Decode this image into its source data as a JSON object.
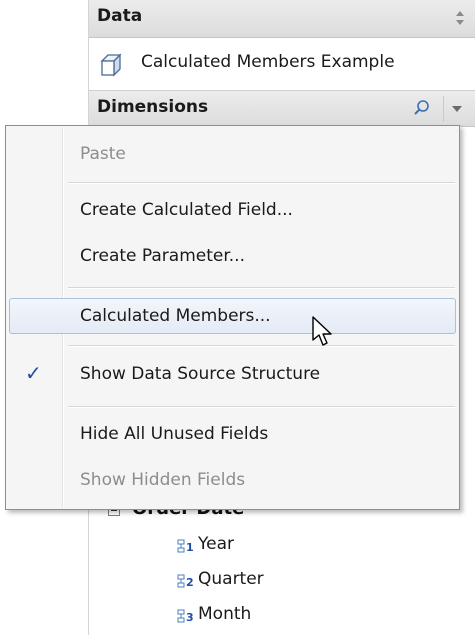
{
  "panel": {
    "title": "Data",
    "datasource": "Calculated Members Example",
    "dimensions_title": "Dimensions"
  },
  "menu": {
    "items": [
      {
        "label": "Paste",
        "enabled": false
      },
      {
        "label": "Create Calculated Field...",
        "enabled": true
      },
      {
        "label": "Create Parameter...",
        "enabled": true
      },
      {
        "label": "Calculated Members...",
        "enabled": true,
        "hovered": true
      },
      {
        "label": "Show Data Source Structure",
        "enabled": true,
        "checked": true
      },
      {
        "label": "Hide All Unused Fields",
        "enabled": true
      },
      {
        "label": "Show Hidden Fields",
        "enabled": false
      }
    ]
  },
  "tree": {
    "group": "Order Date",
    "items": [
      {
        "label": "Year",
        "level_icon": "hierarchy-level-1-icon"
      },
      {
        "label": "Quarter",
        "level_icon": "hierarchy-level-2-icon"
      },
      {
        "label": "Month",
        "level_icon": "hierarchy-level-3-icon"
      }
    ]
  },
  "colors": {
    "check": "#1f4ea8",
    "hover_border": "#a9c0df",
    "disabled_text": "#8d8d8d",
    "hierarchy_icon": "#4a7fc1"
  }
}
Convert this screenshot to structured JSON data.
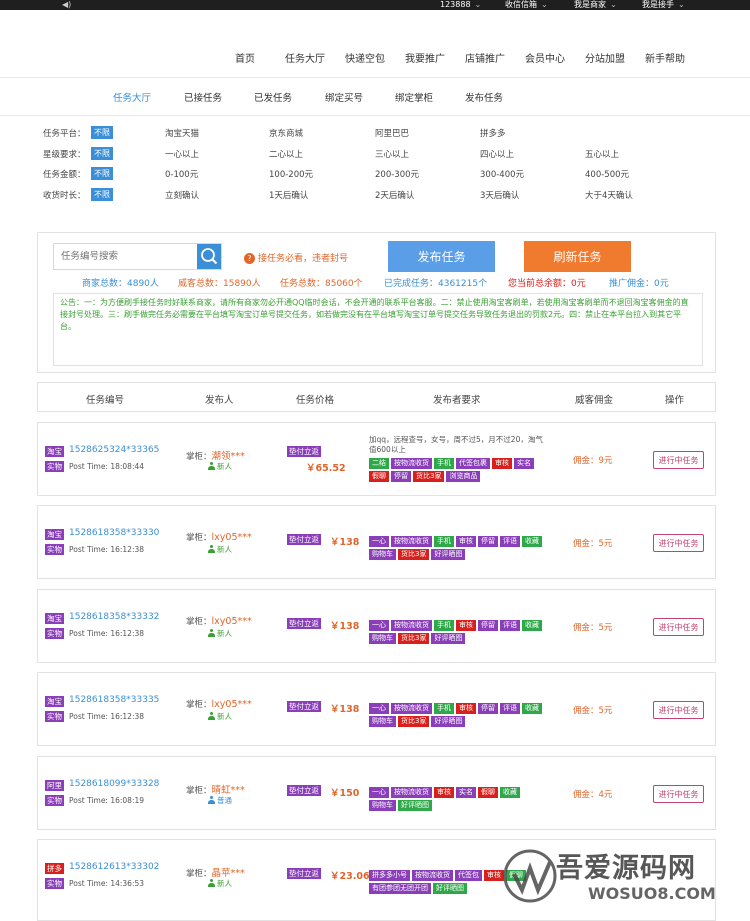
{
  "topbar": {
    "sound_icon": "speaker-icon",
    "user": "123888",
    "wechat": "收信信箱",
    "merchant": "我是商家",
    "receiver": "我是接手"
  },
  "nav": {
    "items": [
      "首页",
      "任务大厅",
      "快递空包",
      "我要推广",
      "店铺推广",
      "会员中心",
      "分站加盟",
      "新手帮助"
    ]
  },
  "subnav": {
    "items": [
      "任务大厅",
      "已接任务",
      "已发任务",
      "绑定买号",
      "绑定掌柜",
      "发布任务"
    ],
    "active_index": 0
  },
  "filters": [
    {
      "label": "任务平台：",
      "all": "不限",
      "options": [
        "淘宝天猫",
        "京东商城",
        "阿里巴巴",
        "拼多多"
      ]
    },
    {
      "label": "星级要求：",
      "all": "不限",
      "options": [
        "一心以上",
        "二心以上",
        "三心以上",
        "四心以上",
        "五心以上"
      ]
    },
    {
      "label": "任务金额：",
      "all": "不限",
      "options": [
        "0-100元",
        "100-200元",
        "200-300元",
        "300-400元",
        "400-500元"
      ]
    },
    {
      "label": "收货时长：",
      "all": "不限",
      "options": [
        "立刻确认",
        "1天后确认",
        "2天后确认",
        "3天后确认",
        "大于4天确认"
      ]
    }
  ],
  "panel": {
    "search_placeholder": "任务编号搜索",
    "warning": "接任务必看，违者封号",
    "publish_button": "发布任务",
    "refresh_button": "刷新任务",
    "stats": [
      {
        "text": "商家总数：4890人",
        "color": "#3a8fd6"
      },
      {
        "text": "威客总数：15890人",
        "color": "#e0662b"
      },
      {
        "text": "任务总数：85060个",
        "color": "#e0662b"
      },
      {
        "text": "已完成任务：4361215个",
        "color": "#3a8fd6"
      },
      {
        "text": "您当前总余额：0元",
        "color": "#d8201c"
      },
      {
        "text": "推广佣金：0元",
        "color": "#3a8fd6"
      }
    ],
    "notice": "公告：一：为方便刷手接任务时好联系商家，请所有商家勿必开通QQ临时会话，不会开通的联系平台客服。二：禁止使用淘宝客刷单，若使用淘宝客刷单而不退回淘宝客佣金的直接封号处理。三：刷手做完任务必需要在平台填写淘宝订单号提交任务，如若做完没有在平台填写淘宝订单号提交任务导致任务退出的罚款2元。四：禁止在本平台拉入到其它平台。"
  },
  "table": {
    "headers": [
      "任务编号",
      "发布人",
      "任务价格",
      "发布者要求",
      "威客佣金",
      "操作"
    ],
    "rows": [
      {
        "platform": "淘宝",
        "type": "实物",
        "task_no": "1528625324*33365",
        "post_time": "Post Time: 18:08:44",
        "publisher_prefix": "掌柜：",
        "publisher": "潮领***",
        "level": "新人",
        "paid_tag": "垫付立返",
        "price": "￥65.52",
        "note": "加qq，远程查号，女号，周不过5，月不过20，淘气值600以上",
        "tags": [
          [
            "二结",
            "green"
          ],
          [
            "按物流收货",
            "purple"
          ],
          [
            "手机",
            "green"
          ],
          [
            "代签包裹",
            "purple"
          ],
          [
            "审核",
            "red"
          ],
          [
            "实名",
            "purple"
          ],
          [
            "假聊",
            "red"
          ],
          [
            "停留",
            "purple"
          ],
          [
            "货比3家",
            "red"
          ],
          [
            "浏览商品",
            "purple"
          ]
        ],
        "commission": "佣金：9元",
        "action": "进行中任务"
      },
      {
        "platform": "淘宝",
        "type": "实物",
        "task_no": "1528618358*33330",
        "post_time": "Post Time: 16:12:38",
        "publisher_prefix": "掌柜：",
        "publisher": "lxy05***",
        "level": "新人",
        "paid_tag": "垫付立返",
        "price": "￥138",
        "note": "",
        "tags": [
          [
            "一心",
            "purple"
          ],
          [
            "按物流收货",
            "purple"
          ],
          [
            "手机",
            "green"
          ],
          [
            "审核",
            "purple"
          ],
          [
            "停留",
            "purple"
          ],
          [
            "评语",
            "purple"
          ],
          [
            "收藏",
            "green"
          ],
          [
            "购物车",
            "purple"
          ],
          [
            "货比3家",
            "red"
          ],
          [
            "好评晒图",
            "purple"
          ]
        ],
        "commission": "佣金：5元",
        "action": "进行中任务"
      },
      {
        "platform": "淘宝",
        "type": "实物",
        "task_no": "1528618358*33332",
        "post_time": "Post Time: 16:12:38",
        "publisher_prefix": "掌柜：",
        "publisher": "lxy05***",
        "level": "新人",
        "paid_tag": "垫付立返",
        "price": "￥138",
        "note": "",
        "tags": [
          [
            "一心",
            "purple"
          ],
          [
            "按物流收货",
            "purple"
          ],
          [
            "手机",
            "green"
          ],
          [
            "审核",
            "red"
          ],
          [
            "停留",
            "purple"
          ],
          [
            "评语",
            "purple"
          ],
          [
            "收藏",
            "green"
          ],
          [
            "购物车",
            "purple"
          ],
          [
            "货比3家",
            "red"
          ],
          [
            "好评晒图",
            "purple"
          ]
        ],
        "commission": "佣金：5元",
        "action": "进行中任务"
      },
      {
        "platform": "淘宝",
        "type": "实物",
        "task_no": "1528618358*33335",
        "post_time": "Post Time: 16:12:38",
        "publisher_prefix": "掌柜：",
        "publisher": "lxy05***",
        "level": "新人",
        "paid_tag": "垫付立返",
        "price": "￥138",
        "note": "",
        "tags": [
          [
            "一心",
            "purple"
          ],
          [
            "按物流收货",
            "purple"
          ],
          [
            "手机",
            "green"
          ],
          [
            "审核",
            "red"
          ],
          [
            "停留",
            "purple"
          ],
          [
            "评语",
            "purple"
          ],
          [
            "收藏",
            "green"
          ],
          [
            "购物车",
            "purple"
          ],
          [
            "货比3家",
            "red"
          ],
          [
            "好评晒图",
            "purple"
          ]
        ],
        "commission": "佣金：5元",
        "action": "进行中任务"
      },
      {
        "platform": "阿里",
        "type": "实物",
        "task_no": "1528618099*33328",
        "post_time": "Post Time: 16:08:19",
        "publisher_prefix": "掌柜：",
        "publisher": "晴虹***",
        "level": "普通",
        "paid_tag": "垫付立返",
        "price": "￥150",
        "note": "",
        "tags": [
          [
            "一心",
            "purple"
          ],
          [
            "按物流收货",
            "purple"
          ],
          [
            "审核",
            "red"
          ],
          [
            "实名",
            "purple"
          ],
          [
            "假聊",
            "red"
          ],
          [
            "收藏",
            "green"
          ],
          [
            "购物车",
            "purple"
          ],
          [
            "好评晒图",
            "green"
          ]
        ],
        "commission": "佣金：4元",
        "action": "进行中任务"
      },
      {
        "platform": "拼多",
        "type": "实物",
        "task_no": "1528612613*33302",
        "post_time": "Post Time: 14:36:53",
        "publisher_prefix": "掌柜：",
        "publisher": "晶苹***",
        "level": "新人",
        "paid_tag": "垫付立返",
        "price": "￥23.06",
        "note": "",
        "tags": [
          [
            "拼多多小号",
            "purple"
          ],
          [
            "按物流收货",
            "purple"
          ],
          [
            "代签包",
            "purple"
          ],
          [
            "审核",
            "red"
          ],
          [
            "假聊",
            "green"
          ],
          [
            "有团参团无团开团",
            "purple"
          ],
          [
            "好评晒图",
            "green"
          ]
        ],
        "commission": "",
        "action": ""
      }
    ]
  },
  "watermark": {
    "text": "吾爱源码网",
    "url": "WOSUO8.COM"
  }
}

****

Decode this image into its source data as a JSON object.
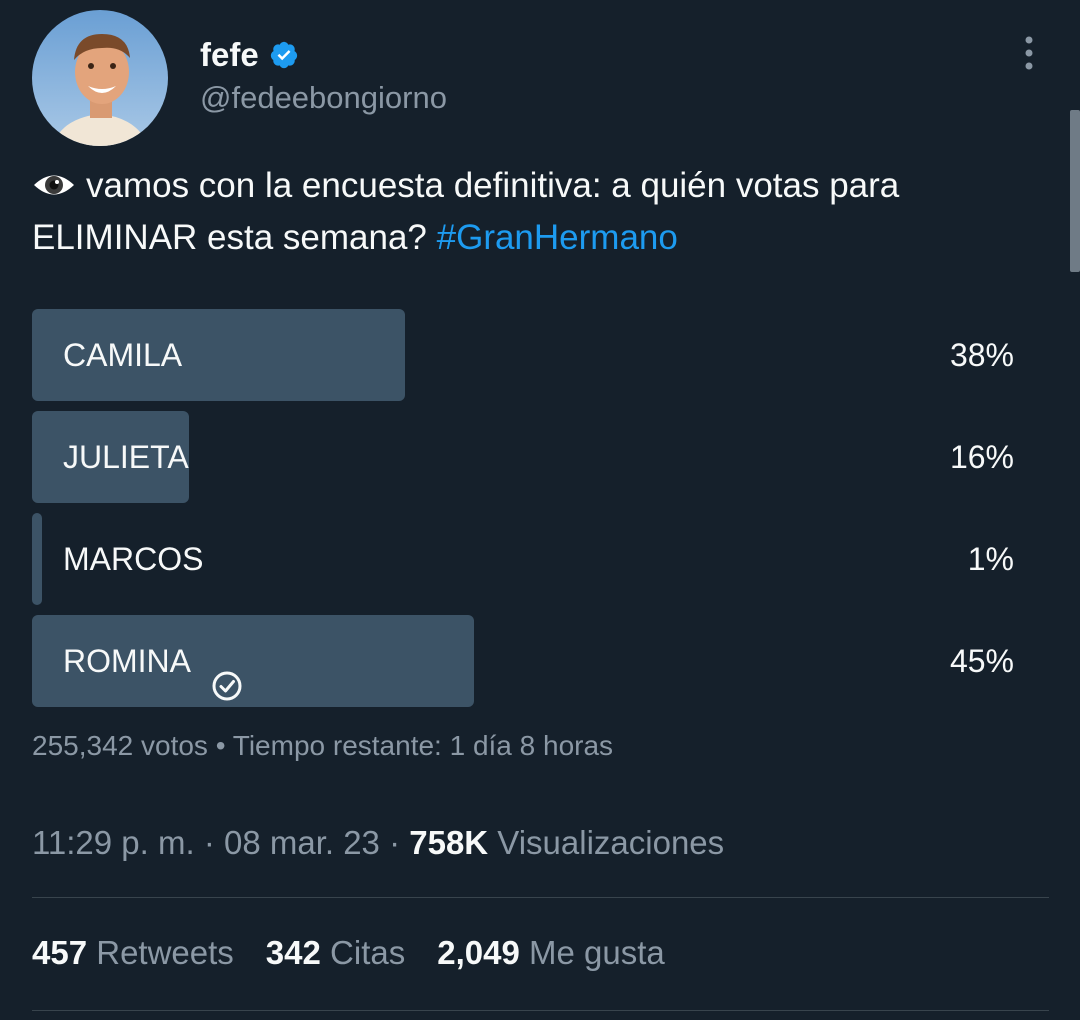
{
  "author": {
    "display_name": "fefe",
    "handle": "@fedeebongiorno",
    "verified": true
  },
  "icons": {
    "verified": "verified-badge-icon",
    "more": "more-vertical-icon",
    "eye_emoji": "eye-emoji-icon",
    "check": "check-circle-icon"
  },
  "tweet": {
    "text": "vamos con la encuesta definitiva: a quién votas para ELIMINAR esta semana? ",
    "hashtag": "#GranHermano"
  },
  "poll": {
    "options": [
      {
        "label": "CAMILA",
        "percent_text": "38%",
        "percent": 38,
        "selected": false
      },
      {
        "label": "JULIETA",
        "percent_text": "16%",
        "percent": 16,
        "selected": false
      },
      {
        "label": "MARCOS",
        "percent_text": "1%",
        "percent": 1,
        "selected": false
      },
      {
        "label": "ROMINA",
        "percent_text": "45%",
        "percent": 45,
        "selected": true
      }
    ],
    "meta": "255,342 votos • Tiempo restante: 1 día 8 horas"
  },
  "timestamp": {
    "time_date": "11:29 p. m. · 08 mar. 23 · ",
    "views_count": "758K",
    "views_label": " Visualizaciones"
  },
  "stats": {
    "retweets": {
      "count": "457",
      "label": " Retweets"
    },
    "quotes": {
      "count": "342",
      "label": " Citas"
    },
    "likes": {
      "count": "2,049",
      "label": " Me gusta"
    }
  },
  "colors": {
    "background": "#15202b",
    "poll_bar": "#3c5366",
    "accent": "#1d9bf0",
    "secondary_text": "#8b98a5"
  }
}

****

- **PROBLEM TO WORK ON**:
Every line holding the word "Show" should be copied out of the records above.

- **EXPECTED ANSWER**:
        "label": "Show Data Source Structure",
        "label": "Show Hidden Fields",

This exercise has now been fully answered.